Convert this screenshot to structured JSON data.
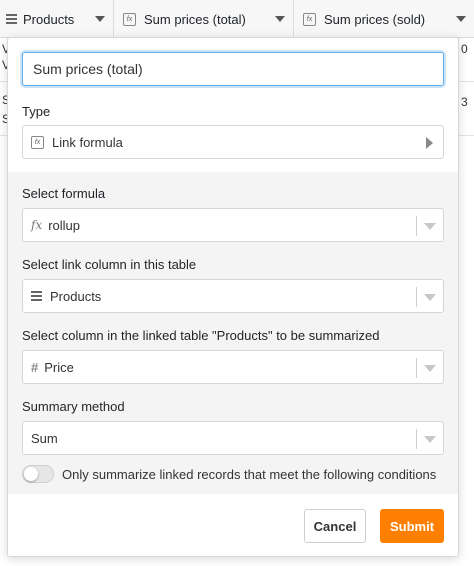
{
  "grid": {
    "columns": [
      {
        "label": "Products",
        "icon": "list-icon"
      },
      {
        "label": "Sum prices (total)",
        "icon": "formula-icon"
      },
      {
        "label": "Sum prices (sold)",
        "icon": "formula-icon"
      }
    ],
    "peek_left": [
      "V",
      "V",
      "S",
      "S"
    ],
    "peek_right": [
      "0",
      "3"
    ]
  },
  "popover": {
    "name_value": "Sum prices (total)",
    "type_label": "Type",
    "type_value": "Link formula",
    "formula_label": "Select formula",
    "formula_value": "rollup",
    "link_column_label": "Select link column in this table",
    "link_column_value": "Products",
    "summarize_column_label": "Select column in the linked table \"Products\" to be summarized",
    "summarize_column_value": "Price",
    "method_label": "Summary method",
    "method_value": "Sum",
    "toggle_label": "Only summarize linked records that meet the following conditions",
    "toggle_on": false,
    "cancel_label": "Cancel",
    "submit_label": "Submit"
  },
  "colors": {
    "accent": "#ff8000",
    "focus_border": "#66afe9",
    "panel_gray": "#f4f4f4"
  }
}
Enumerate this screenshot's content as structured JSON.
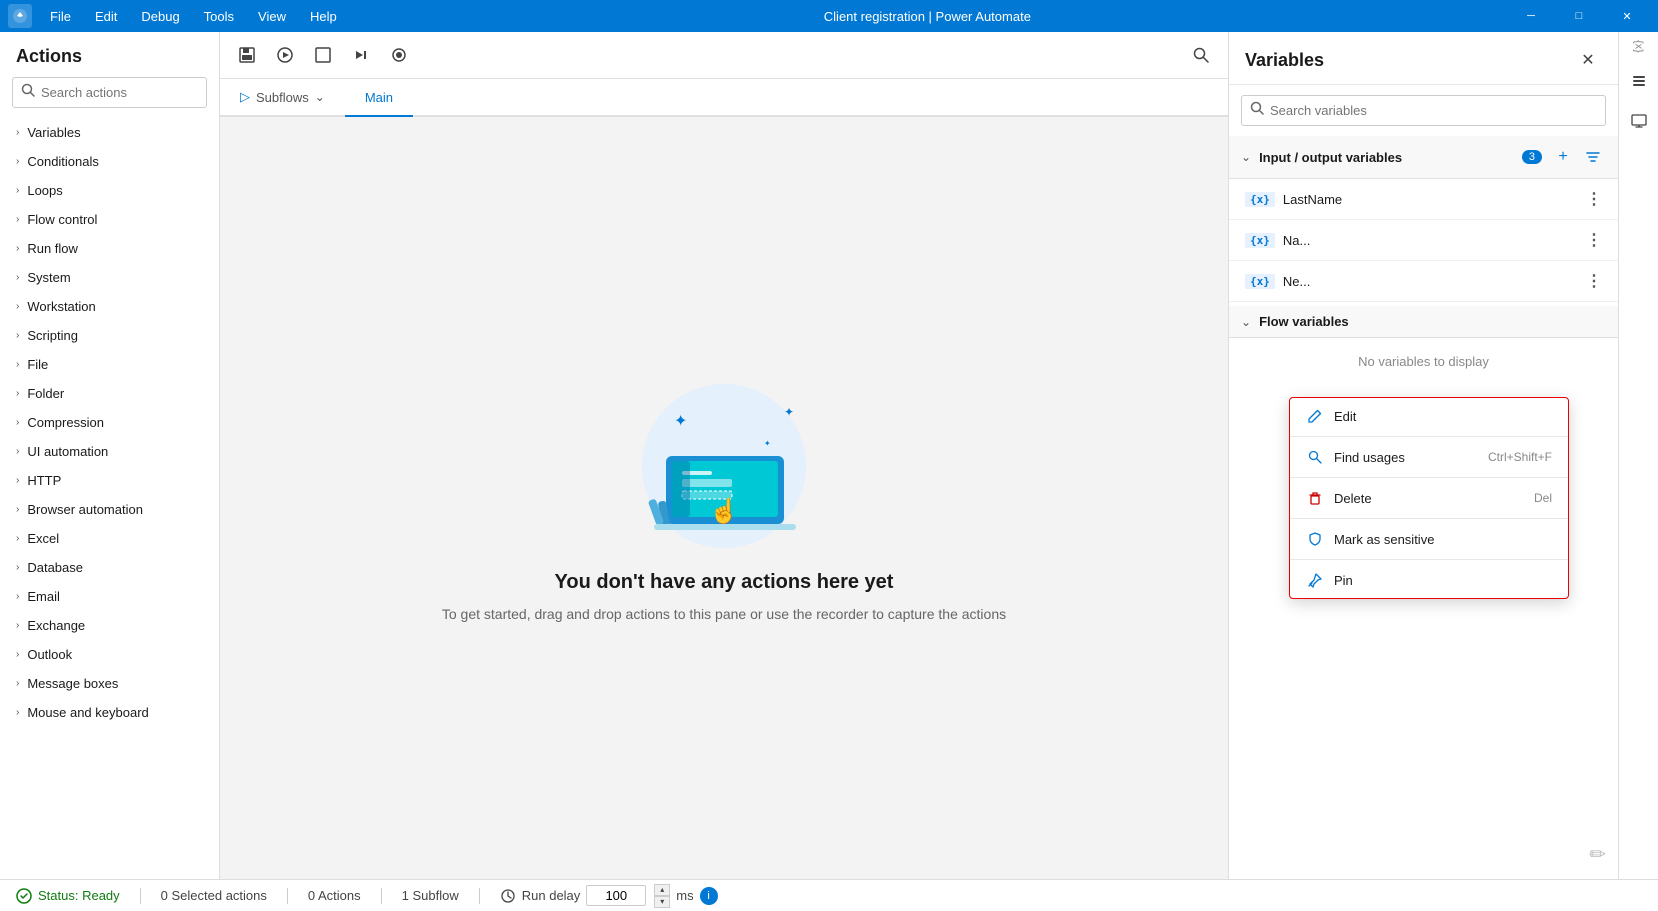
{
  "titlebar": {
    "menus": [
      "File",
      "Edit",
      "Debug",
      "Tools",
      "View",
      "Help"
    ],
    "title": "Client registration | Power Automate",
    "controls": [
      "minimize",
      "maximize",
      "close"
    ]
  },
  "actions_panel": {
    "title": "Actions",
    "search_placeholder": "Search actions",
    "items": [
      "Variables",
      "Conditionals",
      "Loops",
      "Flow control",
      "Run flow",
      "System",
      "Workstation",
      "Scripting",
      "File",
      "Folder",
      "Compression",
      "UI automation",
      "HTTP",
      "Browser automation",
      "Excel",
      "Database",
      "Email",
      "Exchange",
      "Outlook",
      "Message boxes",
      "Mouse and keyboard"
    ]
  },
  "toolbar": {
    "buttons": [
      "save",
      "run",
      "stop",
      "step",
      "record"
    ]
  },
  "tabs": {
    "subflows_label": "Subflows",
    "main_label": "Main"
  },
  "canvas": {
    "empty_title": "You don't have any actions here yet",
    "empty_subtitle": "To get started, drag and drop actions to this pane\nor use the recorder to capture the actions"
  },
  "variables_panel": {
    "title": "Variables",
    "search_placeholder": "Search variables",
    "input_output": {
      "label": "Input / output variables",
      "count": "3",
      "items": [
        {
          "name": "LastName",
          "tag": "{x}"
        },
        {
          "name": "Na...",
          "tag": "{x}"
        },
        {
          "name": "Ne...",
          "tag": "{x}"
        }
      ]
    },
    "flow_variables": {
      "label": "Flow variables",
      "no_vars_text": "No variables to display"
    }
  },
  "context_menu": {
    "items": [
      {
        "label": "Edit",
        "icon": "edit",
        "shortcut": ""
      },
      {
        "label": "Find usages",
        "icon": "search",
        "shortcut": "Ctrl+Shift+F"
      },
      {
        "label": "Delete",
        "icon": "delete",
        "shortcut": "Del"
      },
      {
        "label": "Mark as sensitive",
        "icon": "shield",
        "shortcut": ""
      },
      {
        "label": "Pin",
        "icon": "pin",
        "shortcut": ""
      }
    ]
  },
  "statusbar": {
    "status_label": "Status: Ready",
    "selected_actions": "0 Selected actions",
    "actions_count": "0 Actions",
    "subflow_count": "1 Subflow",
    "run_delay_label": "Run delay",
    "run_delay_value": "100",
    "run_delay_unit": "ms"
  }
}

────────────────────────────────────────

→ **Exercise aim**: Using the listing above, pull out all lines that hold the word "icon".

→ **Solved exercise**:
        "icon": "list-icon"
        "icon": "formula-icon"
        "icon": "formula-icon"
        "icon": "edit",
        "icon": "search",
        "icon": "delete",
        "icon": "shield",
        "icon": "pin",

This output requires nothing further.